Furthermore, we do not suffice with exclusively “spiritual” versions of these mitzvot: whenever possible, we accompany them with physical deeds that commemorate and evoke the manner in which the mitzvah was originally and optimally fulfilled. Thus, in commemoration of the Simchat Beit HaShoeivah (“Water-Drawing Festivities”) held in the Holy Temple on the festival of Sukkot, we conduct our own nightly Sukkot celebrations, “going through the motions” of singing, dancing and playing musical instruments, even though the heart and essence of the event—the drawing of water from a spring for pouring on the Altar—is absent from our celebrations. At the same time, however, we take great care to ensure that our actions do not in any way suggest that we are actually performing the mitzvah in violation of the laws that forbid their implementation in a galut environment.
Pushing the Envelope
Daily we pray for and await the day that our lives will be freed from the confines of galut. Yet there is something very special about our present-day struggles and the unique potentials and achievements they exact from our souls.
To strain the bounds of galut, while taking care not to overstep these bounds; to onform to the will of G-d, while appreciating that it is G-d’s desire that we contest His will whenever it dictates that we limit our connection with Him—this has yielded the most profound and innovative achievements in the divine art of life.
Based on the Rebbe’s talks on Sukkot 5751 (1990) and on other occasions.
Adapted from the teachings of the Rebbe by Yanki Tauber.
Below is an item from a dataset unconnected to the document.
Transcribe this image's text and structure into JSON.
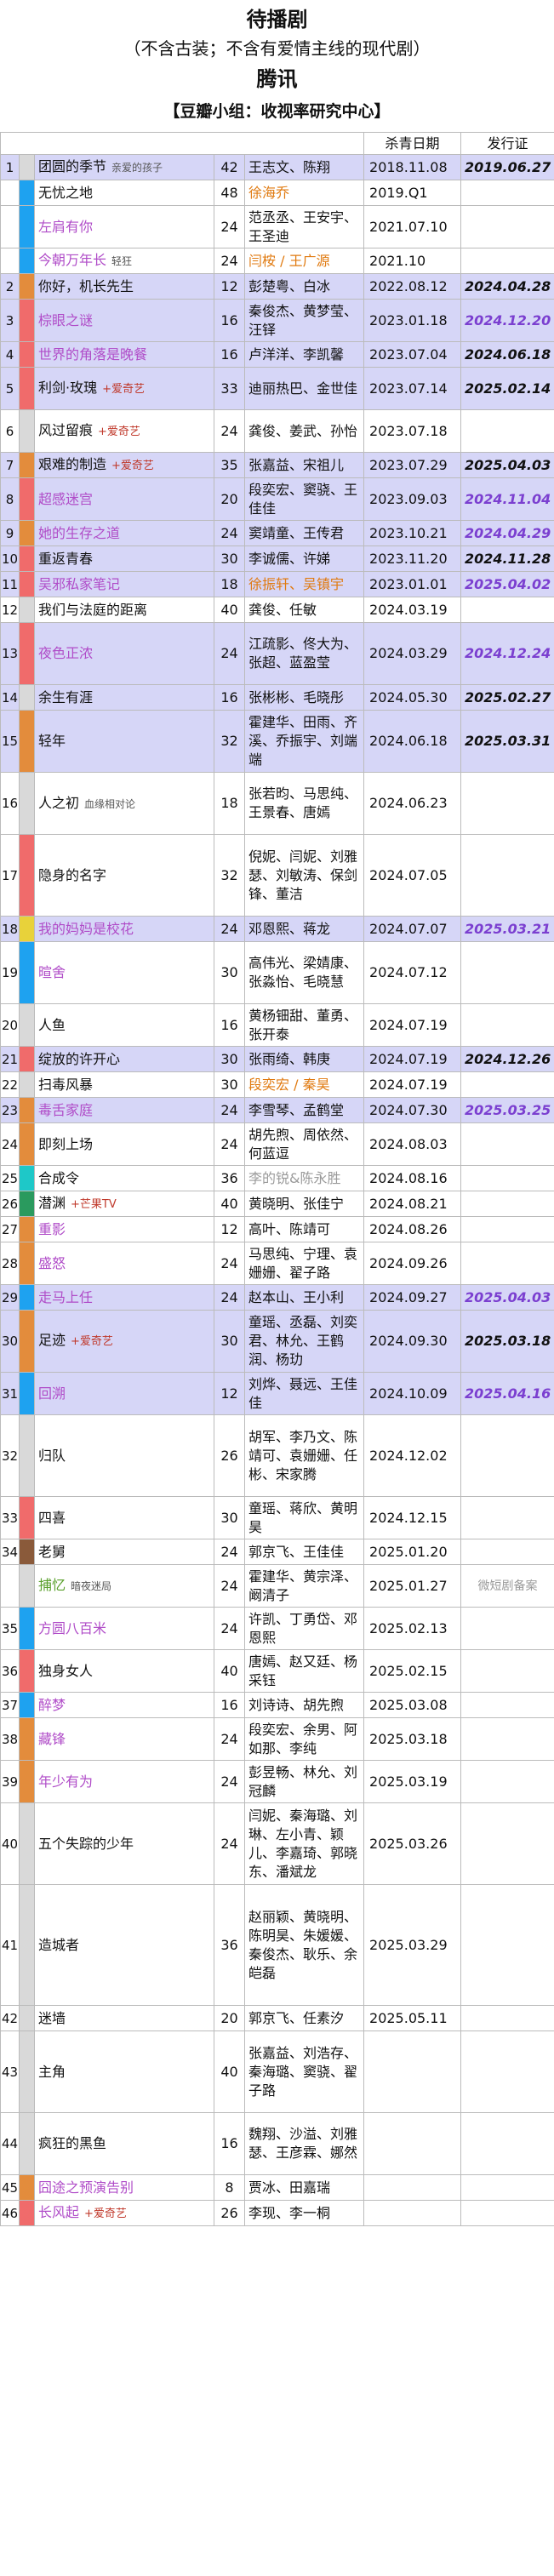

 . Torah Ohr, Noach 8c ff. It is of this challenge that King Solomon speaks when he proclaims, “Great waters cannot quench the love, nor can the rivers wash it away” (Song of Songs 8:7).
 . See The Last Jew, WIR, vol. X, no. 5.
 . See Jewish Time, WIR vol. X, no. 25.
 . See G-d on the Moon, WIR vol. X, no. 30.
 . Cf. Genesis 1:16-17.
 . Likkutei Sichot, vol. XX, pp. 281-291.
 . Exodus 34:23-24, as per Talmud, Chagigah 2a and Ohr HaTorah, Vayeira 103b ff.
 . Mishneh Torah, Laws of the Fundamentals of Torah 9:1; cf. Maimonides’ Thirteen Principle of Faith, Principle 9; Sefer HaIkkarim, 3:13-14.
 . Talmud, Pesachim 86b.
 . Hosaia 14:3.
 . A case in point is the zeroa (roasted “shankbone”) on the seder plate: while we place it on the seder table to commemorate the Passover offering brought in the time of the Holy Temple, we do not eat it, and refrain from eating any roasted meat at all that night, to avoid any appearance that we can fulfill this mitzvah in galut.